Over the past few years, it has been infected by a faction that is more of a psychological protest than a practical, governing alternative. The members of this movement do not accept the logic of compromise, no matter how sweet the terms. If you ask them to raise taxes by an inch in order to cut government by a foot, they will say no. If you ask them to raise taxes by an inch to cut government by a yard, they will still say no.
The members of this movement do not accept the legitimacy of scholars and intellectual authorities. A thousand impartial experts may tell them that a default on the debt would have calamitous effects, far worse than raising tax revenues a bit. But the members of this movement refuse to believe it.
The members of this movement have no sense of moral decency. A nation makes a sacred pledge to pay the money back when it borrows money. But the members of this movement talk blandly of default and are willing to stain their nation’s honor.
Brooks goes on to condemn the Tea-fueled GOP's monomaniacal obsession with taxes; they "have no economic theory worthy of the name," but only a "sacred fixation" on tax rates. Worst of all, their intransigence has only made Democrats, at long last, less willing to compromise. But at this moment, Brooks clearly believes that the ultimate burden of compromise lays on Republicans, who must show whether they are "a normal conservative party or an odd protest movement that has separated itself from normal governance, the normal rules of evidence and the ancient habits of our nation."
But Brooks's tirade begs a few questions. What is a "normal" party, let alone a normal conservative party? Normal conservatism might be an easier call. Brooks, as a moderate, expects conservatives to be pragmatic rather than dogmatic, as conservative parties were in Europe and America for much of modern times. Pragmatic conservatives, presumably, would take the deal the Republicans have been offered instead of insisting on an all-or-nothing position on taxes. Fine. But what is a "normal party?" Brooks's notion seems to have something to do with "normal governance," which, as for many liberals, is a matter of constant bargaining and compromises on pragmatic principles. The Republicans have been rendered abnormal, almost to the point of dishonor, by an odd, "psychological" protest movement. But leave aside your opinion of the Tea Party movement -- which, I must note, Brooks doesn't mention by name. In our representative form of government, isn't this "psychological" phenomenon entitled to representation in Congress as long as it can draw enough votes? And wouldn't any movement embittered against "business as usual" seems just as abnormal to Brooks? While I may distrust ideology in general, it doesn't follow that everyone must be prepared to compromise on everything. Protest movements are founded on a feeling that conditions are intolerable in some way, so a note of intolerance in political debate is probably inevitable -- as Tea Partiers can attest from either the receiving or the firing line. Any other radical movement that gains traction in the future should expect to be accused of similar intolerance, irresponsibility, etc. These are standard establishment slurs against radicals, and while every radical must be judged objectively by his words and deeds, the case against him is not proved by establishment anger alone.

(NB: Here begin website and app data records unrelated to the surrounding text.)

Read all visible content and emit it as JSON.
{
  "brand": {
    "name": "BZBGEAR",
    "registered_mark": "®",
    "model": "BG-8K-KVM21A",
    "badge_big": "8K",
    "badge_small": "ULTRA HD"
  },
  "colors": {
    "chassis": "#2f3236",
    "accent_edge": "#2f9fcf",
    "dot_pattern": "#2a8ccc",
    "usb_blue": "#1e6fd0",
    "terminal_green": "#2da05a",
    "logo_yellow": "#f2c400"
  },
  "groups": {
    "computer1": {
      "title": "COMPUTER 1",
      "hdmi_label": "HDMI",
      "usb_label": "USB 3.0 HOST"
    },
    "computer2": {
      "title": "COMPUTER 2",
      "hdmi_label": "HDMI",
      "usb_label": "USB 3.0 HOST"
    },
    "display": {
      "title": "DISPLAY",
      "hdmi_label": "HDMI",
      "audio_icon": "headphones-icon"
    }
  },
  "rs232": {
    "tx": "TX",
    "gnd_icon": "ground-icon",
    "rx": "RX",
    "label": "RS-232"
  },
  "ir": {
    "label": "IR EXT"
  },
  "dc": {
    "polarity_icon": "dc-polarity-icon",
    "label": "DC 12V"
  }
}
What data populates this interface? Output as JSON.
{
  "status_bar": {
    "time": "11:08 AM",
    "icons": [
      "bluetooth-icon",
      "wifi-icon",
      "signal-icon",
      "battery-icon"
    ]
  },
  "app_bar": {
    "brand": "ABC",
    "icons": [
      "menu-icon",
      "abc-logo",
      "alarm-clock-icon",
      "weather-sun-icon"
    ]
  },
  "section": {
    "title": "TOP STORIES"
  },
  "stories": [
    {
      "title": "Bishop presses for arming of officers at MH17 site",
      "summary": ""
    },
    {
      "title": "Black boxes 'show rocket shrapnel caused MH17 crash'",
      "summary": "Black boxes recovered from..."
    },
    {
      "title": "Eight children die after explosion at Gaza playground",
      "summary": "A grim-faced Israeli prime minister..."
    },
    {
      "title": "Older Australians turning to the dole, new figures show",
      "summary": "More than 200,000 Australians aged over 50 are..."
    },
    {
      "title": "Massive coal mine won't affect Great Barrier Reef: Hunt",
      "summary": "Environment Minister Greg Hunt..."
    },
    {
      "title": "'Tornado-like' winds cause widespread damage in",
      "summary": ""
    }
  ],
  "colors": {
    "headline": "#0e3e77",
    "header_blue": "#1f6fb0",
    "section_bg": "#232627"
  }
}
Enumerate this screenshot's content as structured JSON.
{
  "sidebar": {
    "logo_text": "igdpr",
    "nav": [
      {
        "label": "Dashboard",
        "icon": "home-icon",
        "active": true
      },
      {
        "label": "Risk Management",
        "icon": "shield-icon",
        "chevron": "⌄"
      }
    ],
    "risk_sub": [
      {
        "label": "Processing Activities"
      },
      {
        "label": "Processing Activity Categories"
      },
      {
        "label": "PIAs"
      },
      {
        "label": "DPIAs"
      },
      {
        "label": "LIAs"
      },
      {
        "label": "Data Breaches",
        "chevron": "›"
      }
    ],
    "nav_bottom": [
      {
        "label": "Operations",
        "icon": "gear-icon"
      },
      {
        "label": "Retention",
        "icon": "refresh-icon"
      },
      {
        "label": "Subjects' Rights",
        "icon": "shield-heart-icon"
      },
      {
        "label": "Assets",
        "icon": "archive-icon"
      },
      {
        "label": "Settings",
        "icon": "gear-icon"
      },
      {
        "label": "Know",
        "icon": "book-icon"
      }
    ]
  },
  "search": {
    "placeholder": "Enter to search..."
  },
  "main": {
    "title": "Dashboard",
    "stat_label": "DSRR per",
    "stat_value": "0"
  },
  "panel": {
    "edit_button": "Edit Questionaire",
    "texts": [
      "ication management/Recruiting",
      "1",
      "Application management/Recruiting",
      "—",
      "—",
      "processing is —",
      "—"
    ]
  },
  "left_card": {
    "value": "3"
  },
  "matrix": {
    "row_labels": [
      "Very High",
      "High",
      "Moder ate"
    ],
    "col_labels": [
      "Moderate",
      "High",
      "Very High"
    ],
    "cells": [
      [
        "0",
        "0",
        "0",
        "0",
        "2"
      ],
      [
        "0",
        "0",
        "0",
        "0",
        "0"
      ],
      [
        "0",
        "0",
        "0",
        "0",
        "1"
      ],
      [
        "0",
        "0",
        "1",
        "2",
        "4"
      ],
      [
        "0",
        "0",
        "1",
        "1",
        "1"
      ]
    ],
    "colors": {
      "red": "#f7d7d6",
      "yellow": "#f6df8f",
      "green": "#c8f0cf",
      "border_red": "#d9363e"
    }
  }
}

Brooks's real problem seems to be that a "protest movement" has apparently taken over a "practical governing alternative." But whose fault is that? Tea Partiers themselves are in large part to blame for their typical desire for a short cut to power. From their perspective, the rage of a David Brooks only proves the wisdom of their strategy, since "taking over" the GOP has given them a potential to paralyze the government that they most likely would not have enjoyed as a third party. But if Republicans feel discomfited now by TP pressure, they did not anticipate such discomfiture while urging them to join forces with the GOP, the TPs' supposed natural home, over the past two years. If TP taxophobia makes life difficult for Republican leaders, they have themselves to blame. But this Republican crisis may compel a more nuanced analysis of how Bipolarchy works. For some time, my preferred argument has been that opting into the two-party system in the hope of "taking over" one of the major parties eventually neutralizes insurgency as the insurgents bump against the party apparatus's imperatives of fundraising and "responsible" governance. But if Brooks is right about the Republican crisis, that may prove that Bipolarchy also handicaps politics by empowering radicals beyond their actual numerical strength. In this scenario, all a radical "protest" faction has to do is grow big enough to become a "base" in order to have leverage over the entire apparatus of a major party. Bipolarchy offers not only a short cut to power but also a force-multiplier that could give a faction influence far beyond its actual numbers -- and that is no more desirable in representative democracy than a system that blocks radicals from having any distinct voice at all.
The main reason Bipolarchy offers a short cut to power is because most Americans still refuse to vote independently -- which is the reason insurgents so often seek a short cut to power in the first place. As long as that remains true, radicals will still have a strong incentive to attempt a major-party takeover instead of building an independent party movement. It may be that voters will have to change their habits before politicians will, but that might require people to make their desires known outside the auspices of partisanship -- to reassert democracy in its plainest form.